Yesterday it was speculated that last night would be Phil Hughes’ last start and that, when the Yankees get off this six-man rotation thing, he’d be the odd man out, bullpen-bound.
Now what happens?
As we noted in the recaps, Hughes had a fine game. He shut out the White Sox over six innings, needing only 65 pitches, 48 of which were strikes. He hit 95 on the gun in the first inning and then settled into a 91-94 groove — averaging 92.5 — which is where he was during his effective 2010 season.
At the same time, it’s worth noting that Paul Konerko wasn’t in the White Sox’ lineup and, overall, the Sox have not been great on offense for the past week or so. Or, to be honest, for the whole year, really. They’re near the bottom in runs per game in the AL despite playing in a hitter friendly park.
Does he get another turn? Or does Joe Girardi take that first inning heat and decide that it’s highest and best use for the remainder of the year is for short relief appearances?
This is why managing is harder than we tend to think it is.
The Rockies activated first baseman Ian Desmond from the 10-day disabled list on Sunday, the club announced. Cristhian Adames was designated for assignment to create roster space. Desmond is in Sunday’s lineup against the Diamondbacks, batting sixth.
Desmond, 31, signed a five-year, $70 million contract with the Rockies in December. In March, he was unfortunately hit by a pitch and suffered a broken left hand. He underwent surgery to repair the damage.
Desmond had been playing in extended spring training as a precursor to rehab games, but he looked so good that the Rockies decided to activate him from the disabled list a little early.
This wasn’t how Aaron Sanchez was supposed to make his triumphant return from the disabled list. The Blue Jays’ right-hander was activated for his first start on Sunday after undergoing a minor surgical procedure to have part of his fingernail removed.

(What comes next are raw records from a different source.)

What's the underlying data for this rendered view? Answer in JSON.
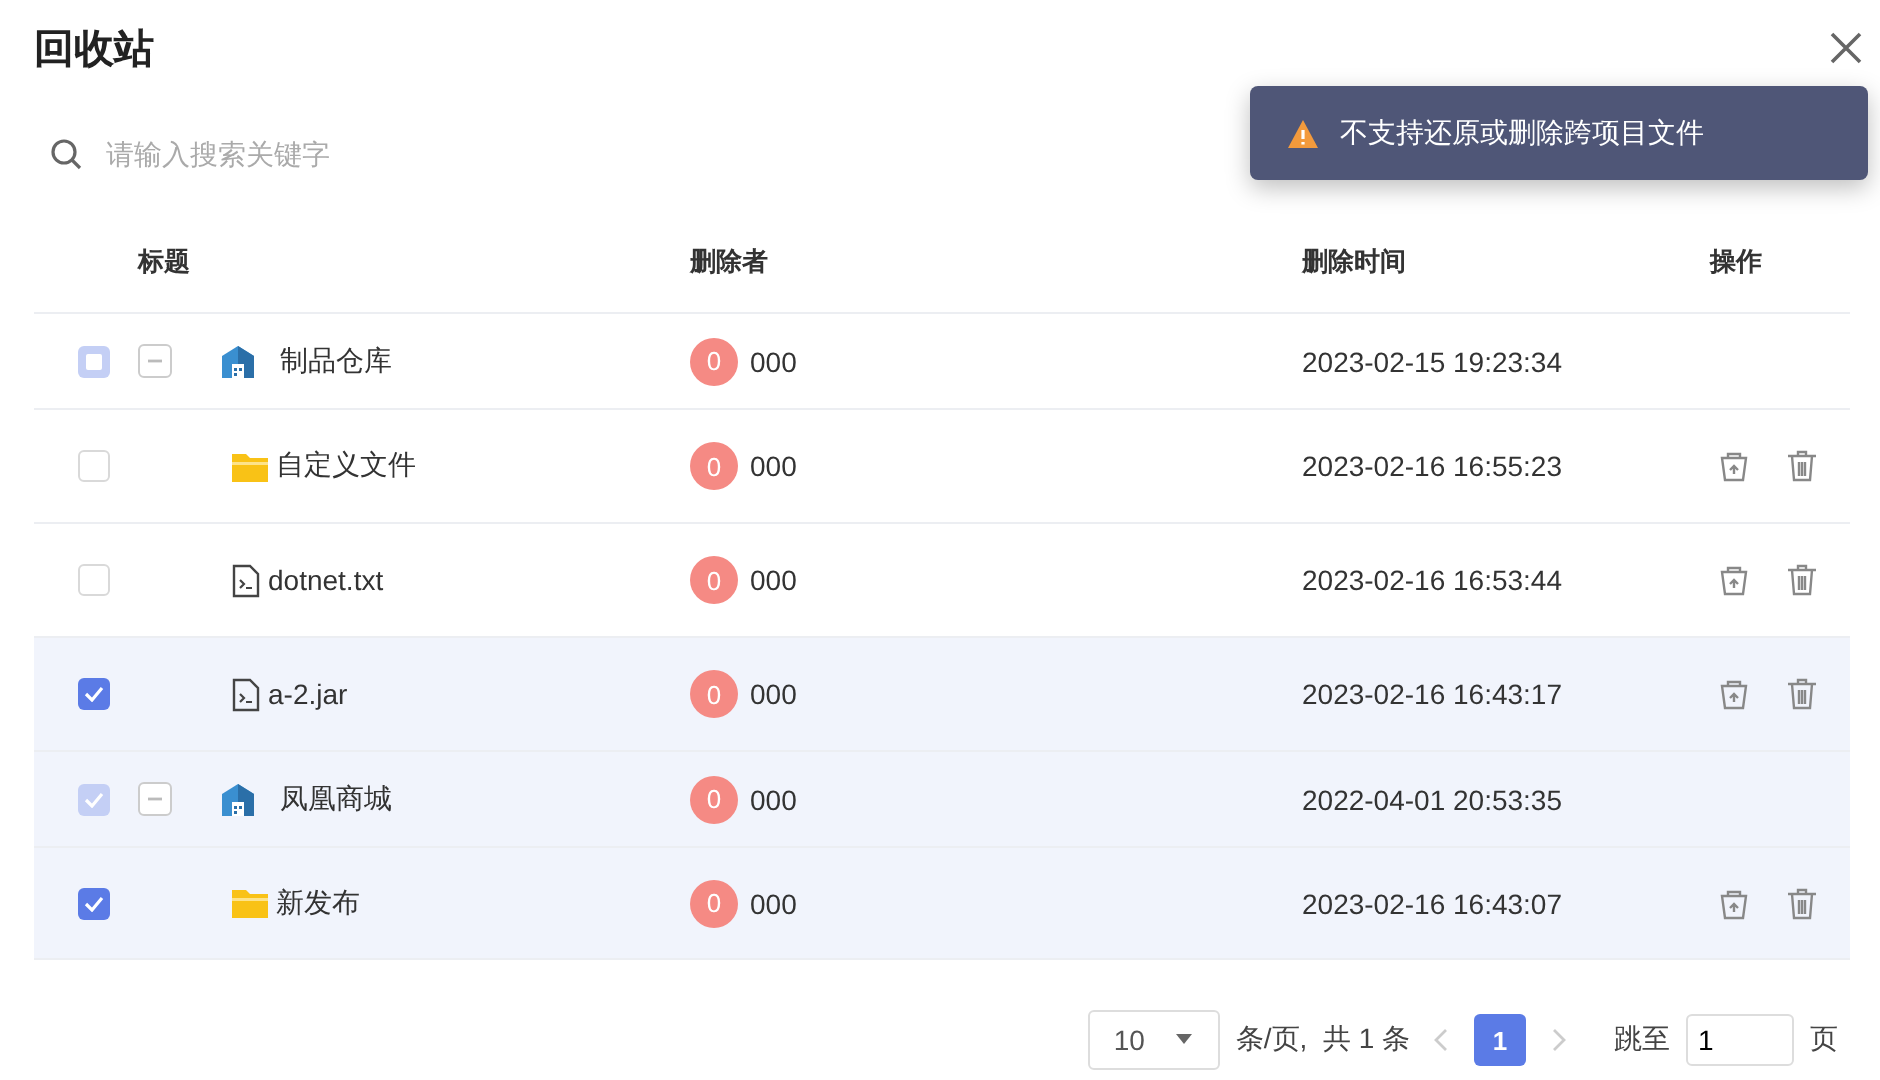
{
  "dialog": {
    "title": "回收站"
  },
  "search": {
    "placeholder": "请输入搜索关键字"
  },
  "toast": {
    "kind": "warning",
    "message": "不支持还原或删除跨项目文件"
  },
  "table": {
    "columns": [
      "标题",
      "删除者",
      "删除时间",
      "操作"
    ],
    "rows": [
      {
        "kind": "project",
        "title": "制品仓库",
        "checked": false,
        "indeterminate": true,
        "disabled": true,
        "selected": false,
        "expanded": true,
        "avatar": "0",
        "deleter": "000",
        "time": "2023-02-15 19:23:34"
      },
      {
        "kind": "folder",
        "title": "自定义文件",
        "checked": false,
        "disabled": false,
        "selected": false,
        "avatar": "0",
        "deleter": "000",
        "time": "2023-02-16 16:55:23"
      },
      {
        "kind": "file",
        "title": "dotnet.txt",
        "checked": false,
        "disabled": false,
        "selected": false,
        "avatar": "0",
        "deleter": "000",
        "time": "2023-02-16 16:53:44"
      },
      {
        "kind": "file",
        "title": "a-2.jar",
        "checked": true,
        "disabled": false,
        "selected": true,
        "avatar": "0",
        "deleter": "000",
        "time": "2023-02-16 16:43:17"
      },
      {
        "kind": "project",
        "title": "凤凰商城",
        "checked": true,
        "disabled": true,
        "selected": true,
        "expanded": true,
        "avatar": "0",
        "deleter": "000",
        "time": "2022-04-01 20:53:35"
      },
      {
        "kind": "folder",
        "title": "新发布",
        "checked": true,
        "disabled": false,
        "selected": true,
        "avatar": "0",
        "deleter": "000",
        "time": "2023-02-16 16:43:07"
      }
    ]
  },
  "pagination": {
    "page_size": "10",
    "summary": "条/页,  共 1 条",
    "pages": [
      {
        "label": "1",
        "selected": true
      }
    ],
    "jump_label": "跳至",
    "jump_value": "1",
    "page_unit": "页"
  }
}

According to MLB.com’s Gregor Chisholm, the surgery should have accelerated the healing process for a troublesome blister, and the team appeared confident in the right-hander’s ability to take the mound for the tail end of their homestand. Instead, Sanchez lasted just 13 pitches before exiting the game with a split nail on his right middle finger.
The team has yet to address Sanchez’s revised timetable for return, but Chisholm points out that they should be able to roll with their current rotation through May 9. If he sits out longer, the Jays could turn to left-hander J.A. Happ, who should be eligible to start sometime next month after he makes a full recovery from a bout of left elbow inflammation.
Sanchez, 24, entered Sunday with a 4.38 ERA, 2.9 BB/9 and 6.6 SO/9 through 12 1/3 innings with Toronto. He was replaced by right-handed reliever Ryan Tepera in the top of the second inning.